───── Records provided ─────

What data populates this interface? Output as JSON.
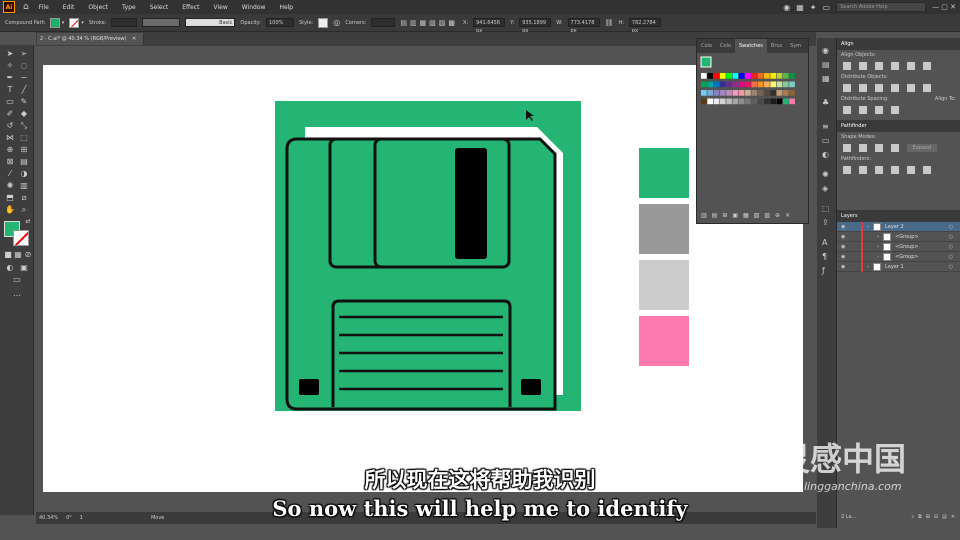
{
  "menubar": {
    "logo": "Ai",
    "items": [
      "File",
      "Edit",
      "Object",
      "Type",
      "Select",
      "Effect",
      "View",
      "Window",
      "Help"
    ],
    "search_placeholder": "Search Adobe Help"
  },
  "controlbar": {
    "selection_label": "Compound Path",
    "stroke_label": "Stroke:",
    "brush_label": "Basic",
    "opacity_label": "Opacity:",
    "opacity_value": "100%",
    "style_label": "Style:",
    "corners_label": "Corners:",
    "x_label": "X:",
    "x_value": "941.6456 px",
    "y_label": "Y:",
    "y_value": "935.1899 px",
    "w_label": "W:",
    "w_value": "773.4178 px",
    "h_label": "H:",
    "h_value": "782.2784 px",
    "fill_color": "#1ead6b"
  },
  "document": {
    "tab_title": "2 - C.ai* @ 40.34 % (RGB/Preview)"
  },
  "statusbar": {
    "zoom": "40.34%",
    "rotation": "0°",
    "artboard": "1",
    "mode": "Move"
  },
  "artwork": {
    "background_color": "#24b473",
    "disk_color": "#24b473",
    "swatches": [
      "#24b473",
      "#999999",
      "#cccccc",
      "#ff7aac"
    ]
  },
  "swatches_panel": {
    "tabs": [
      "Colo",
      "Colo",
      "Swatches",
      "Brus",
      "Sym"
    ],
    "active_tab": "Swatches"
  },
  "align_panel": {
    "title": "Align",
    "align_objects": "Align Objects:",
    "distribute_objects": "Distribute Objects:",
    "distribute_spacing": "Distribute Spacing:",
    "align_to": "Align To:"
  },
  "pathfinder_panel": {
    "title": "Pathfinder",
    "shape_modes": "Shape Modes:",
    "expand": "Expand",
    "pathfinders": "Pathfinders:"
  },
  "layers_panel": {
    "title": "Layers",
    "rows": [
      {
        "name": "Layer 2",
        "selected": true
      },
      {
        "name": "<Group>",
        "selected": false
      },
      {
        "name": "<Group>",
        "selected": false
      },
      {
        "name": "<Group>",
        "selected": false
      },
      {
        "name": "Layer 1",
        "selected": false
      }
    ],
    "footer": "2 La..."
  },
  "subtitles": {
    "chinese": "所以现在这将帮助我识别",
    "english": "So now this will help me to identify"
  },
  "watermark": {
    "brand": "灵感中国",
    "url": "lingganchina.com"
  }
}
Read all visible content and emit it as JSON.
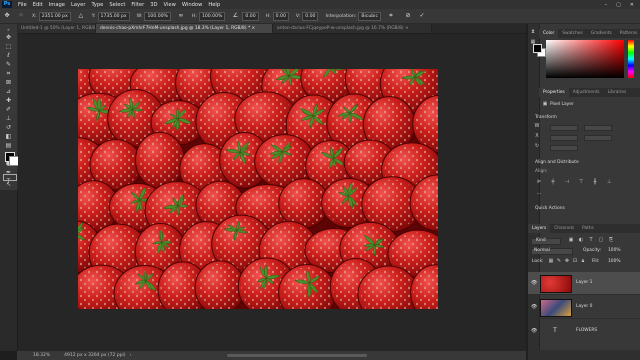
{
  "app": {
    "logo": "Ps"
  },
  "menu": [
    "File",
    "Edit",
    "Image",
    "Layer",
    "Type",
    "Select",
    "Filter",
    "3D",
    "View",
    "Window",
    "Help"
  ],
  "window_controls": [
    "–",
    "▢",
    "✕"
  ],
  "options": {
    "x_label": "X:",
    "x_value": "2351.00 px",
    "y_label": "Y:",
    "y_value": "1735.00 px",
    "w_label": "W:",
    "w_value": "100.00%",
    "h_label": "H:",
    "h_value": "100.00%",
    "angle_value": "0.00",
    "h2_label": "H:",
    "h2_value": "0.00",
    "v_label": "V:",
    "v_value": "0.00",
    "interp_label": "Interpolation:",
    "interp_value": "Bicubic",
    "cancel": "⊘",
    "commit": "✓"
  },
  "tabs": [
    {
      "label": "Untitled-1 @ 50% (Layer 1, RGB/8) *  ×",
      "active": false
    },
    {
      "label": "dennis-chao-pXmhrF7HnM-unsplash.jpg @ 18.3% (Layer 1, RGB/8) *  ×",
      "active": true
    },
    {
      "label": "anton-darius-FCjqeypeP-w-unsplash.jpg @ 16.7% (RGB/8)  ×",
      "active": false
    }
  ],
  "status": {
    "zoom": "18.32%",
    "doc_size": "4912 px x 3264 px (72 ppi)"
  },
  "color_panel": {
    "tabs": [
      "Color",
      "Swatches",
      "Gradients",
      "Patterns"
    ]
  },
  "properties_panel": {
    "tabs": [
      "Properties",
      "Adjustments",
      "Libraries"
    ],
    "layer_type": "Pixel Layer",
    "transform_label": "Transform",
    "align_label": "Align and Distribute",
    "align_sub": "Align:",
    "quick_actions": "Quick Actions"
  },
  "layers_panel": {
    "tabs": [
      "Layers",
      "Channels",
      "Paths"
    ],
    "filter_label": "Kind",
    "blend_mode": "Normal",
    "opacity_label": "Opacity:",
    "opacity_value": "100%",
    "lock_label": "Lock:",
    "fill_label": "Fill:",
    "fill_value": "100%",
    "layers": [
      {
        "name": "Layer 1",
        "selected": true
      },
      {
        "name": "Layer 0",
        "selected": false
      },
      {
        "name": "FLOWERS",
        "selected": false
      }
    ]
  },
  "colors": {
    "accent": "#31a8ff",
    "strawberry": "#b3141a",
    "leaf": "#4e8f2a"
  }
}
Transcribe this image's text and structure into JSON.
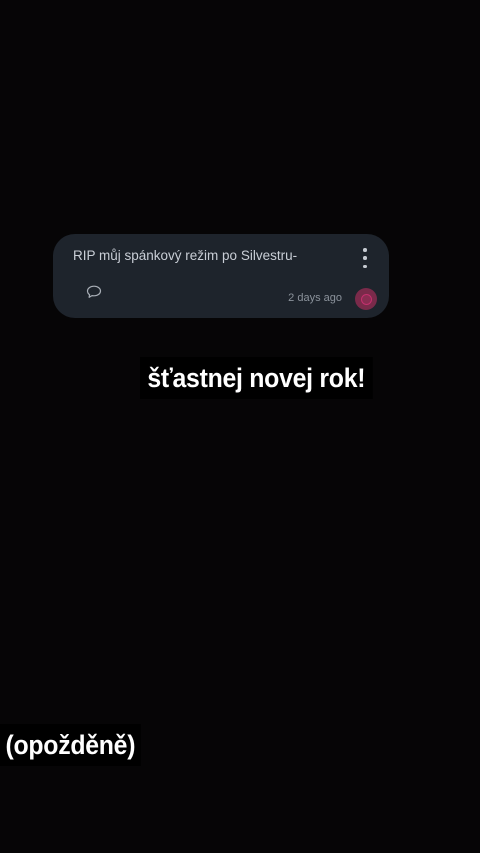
{
  "post": {
    "text": "RIP můj spánkový režim po Silvestru-",
    "timestamp": "2 days ago",
    "icons": {
      "more": "more-vertical-icon",
      "comment": "comment-icon",
      "reaction": "reaction-icon"
    }
  },
  "captions": {
    "line1": "šťastnej novej rok!",
    "line2": "(opožděně)"
  },
  "colors": {
    "background": "#060506",
    "card": "#1e242c",
    "reaction_accent": "#c4306e"
  }
}
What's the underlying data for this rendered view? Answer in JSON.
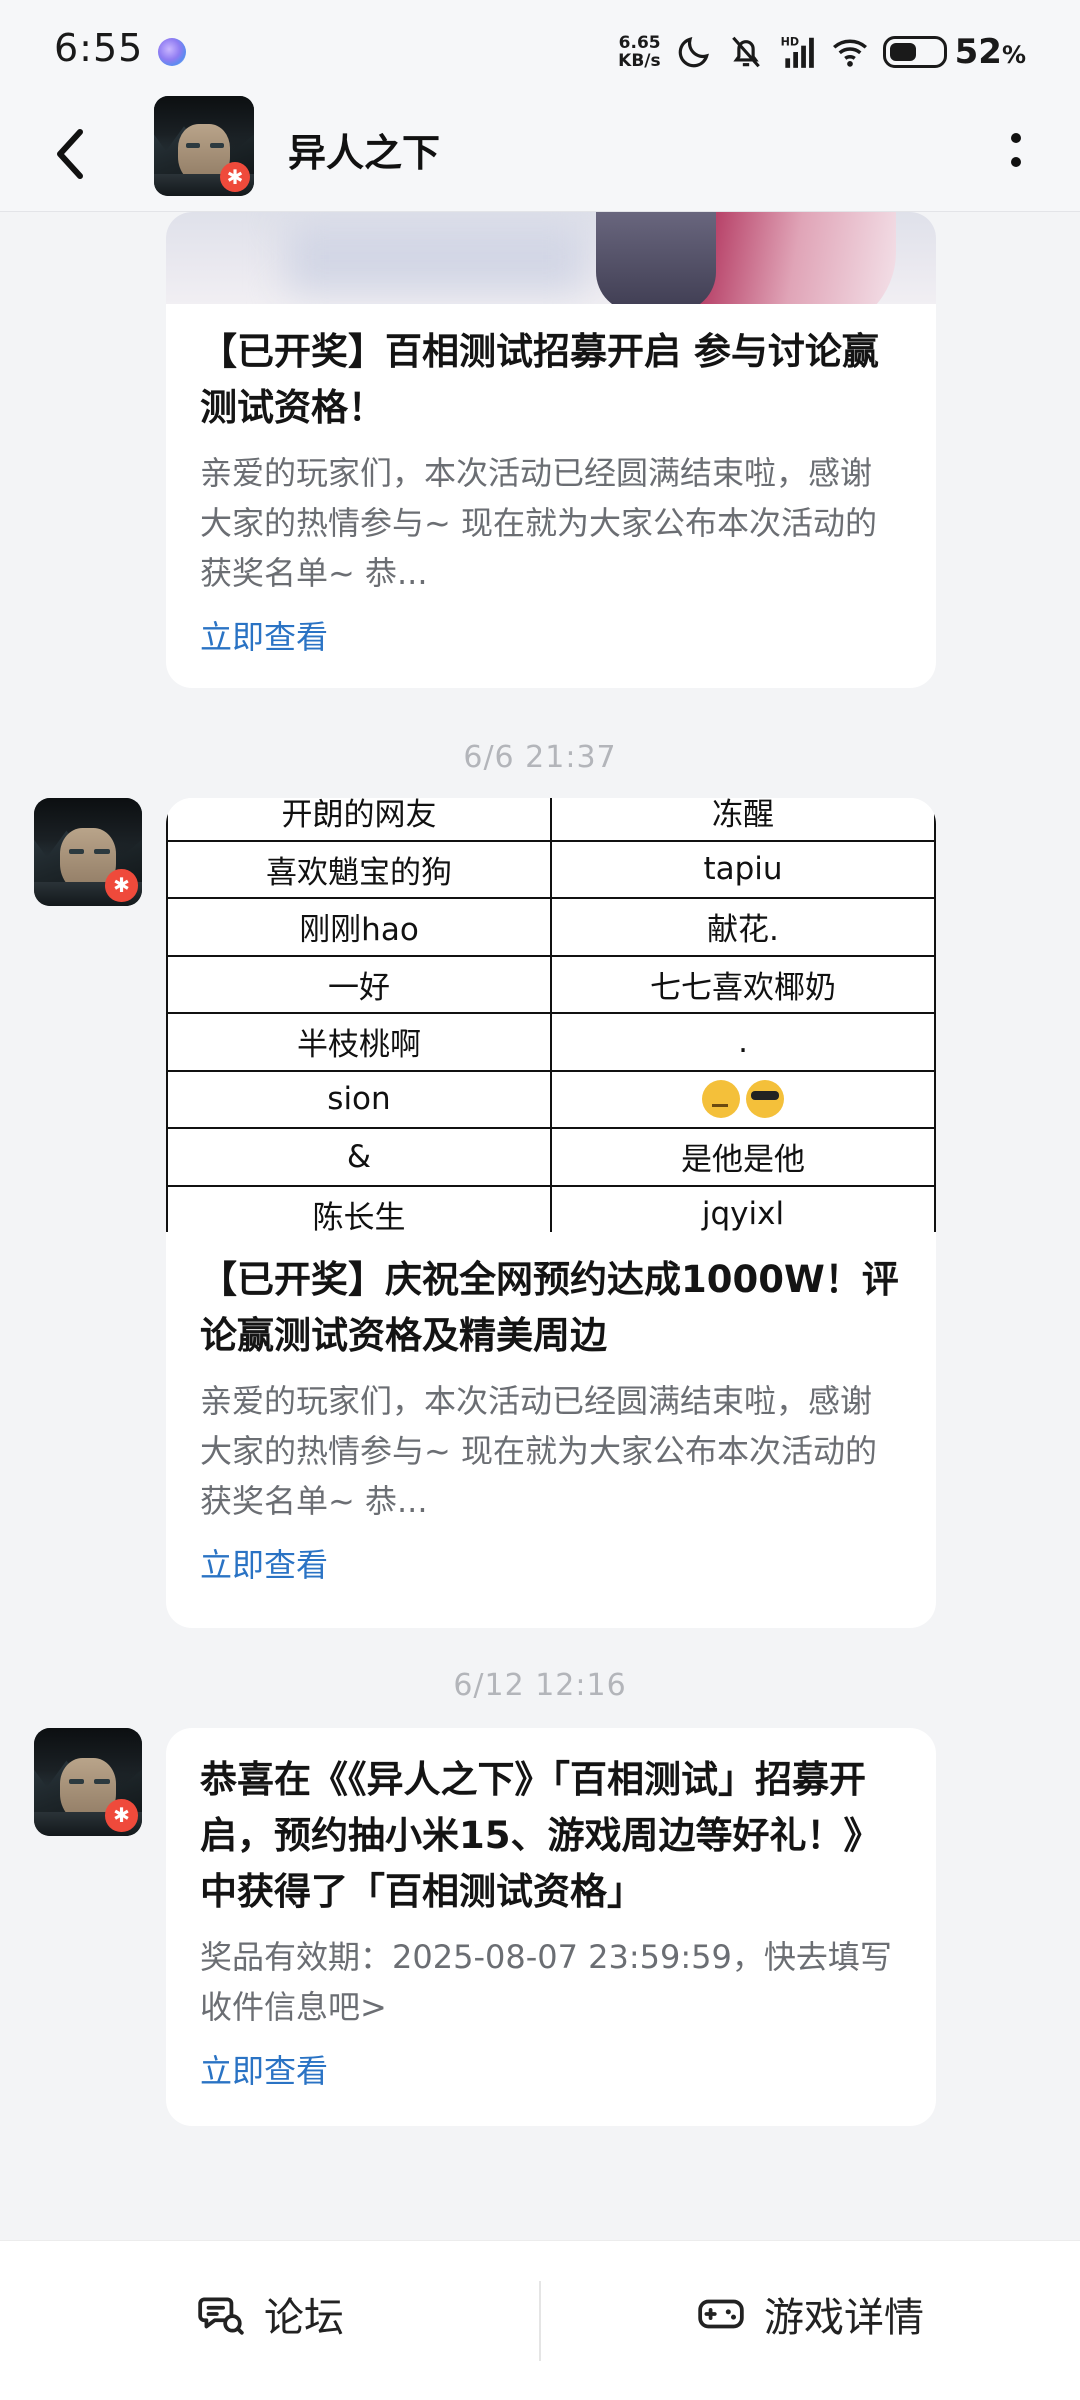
{
  "status_bar": {
    "time": "6:55",
    "net_speed_value": "6.65",
    "net_speed_unit": "KB/s",
    "battery_percent": "52",
    "battery_level": 0.52,
    "battery_suffix": "%",
    "icons": [
      "moon-icon",
      "bell-off-icon",
      "hd-signal-icon",
      "wifi-icon",
      "battery-icon"
    ]
  },
  "header": {
    "title": "异人之下",
    "back_icon": "back-arrow-icon",
    "more_icon": "more-vertical-icon"
  },
  "messages": [
    {
      "title": "【已开奖】百相测试招募开启 参与讨论赢测试资格！",
      "desc": "亲爱的玩家们，本次活动已经圆满结束啦，感谢大家的热情参与~ 现在就为大家公布本次活动的获奖名单~ 恭...",
      "link": "立即查看"
    },
    {
      "timestamp": "6/6  21:37",
      "table_rows": [
        [
          "开朗的网友",
          "冻醒"
        ],
        [
          "喜欢魈宝的狗",
          "tapiu"
        ],
        [
          "刚刚hao",
          "献花."
        ],
        [
          "一好",
          "七七喜欢椰奶"
        ],
        [
          "半枝桃啊",
          "."
        ],
        [
          "sion",
          ""
        ],
        [
          "&",
          "是他是他"
        ],
        [
          "陈长生",
          "jqyixl"
        ]
      ],
      "title": "【已开奖】庆祝全网预约达成1000W！评论赢测试资格及精美周边",
      "desc": "亲爱的玩家们，本次活动已经圆满结束啦，感谢大家的热情参与~ 现在就为大家公布本次活动的获奖名单~ 恭...",
      "link": "立即查看"
    },
    {
      "timestamp": "6/12  12:16",
      "title": "恭喜在《《异人之下》「百相测试」招募开启，预约抽小米15、游戏周边等好礼！》中获得了「百相测试资格」",
      "desc": "奖品有效期：2025-08-07 23:59:59，快去填写收件信息吧>",
      "link": "立即查看"
    }
  ],
  "tabbar": {
    "forum_label": "论坛",
    "forum_icon": "forum-chat-icon",
    "game_label": "游戏详情",
    "game_icon": "gamepad-icon"
  },
  "colors": {
    "link": "#2a73c4",
    "background": "#f3f4f6",
    "card": "#ffffff",
    "timestamp": "#b3b5ba"
  }
}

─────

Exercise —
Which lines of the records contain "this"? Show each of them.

Your response —
What data populates this interface? Output as JSON.
    "english": "So now this will help me to identify"
Transcribe this image's text and structure into JSON.
What's the underlying data for this rendered view? Answer in JSON.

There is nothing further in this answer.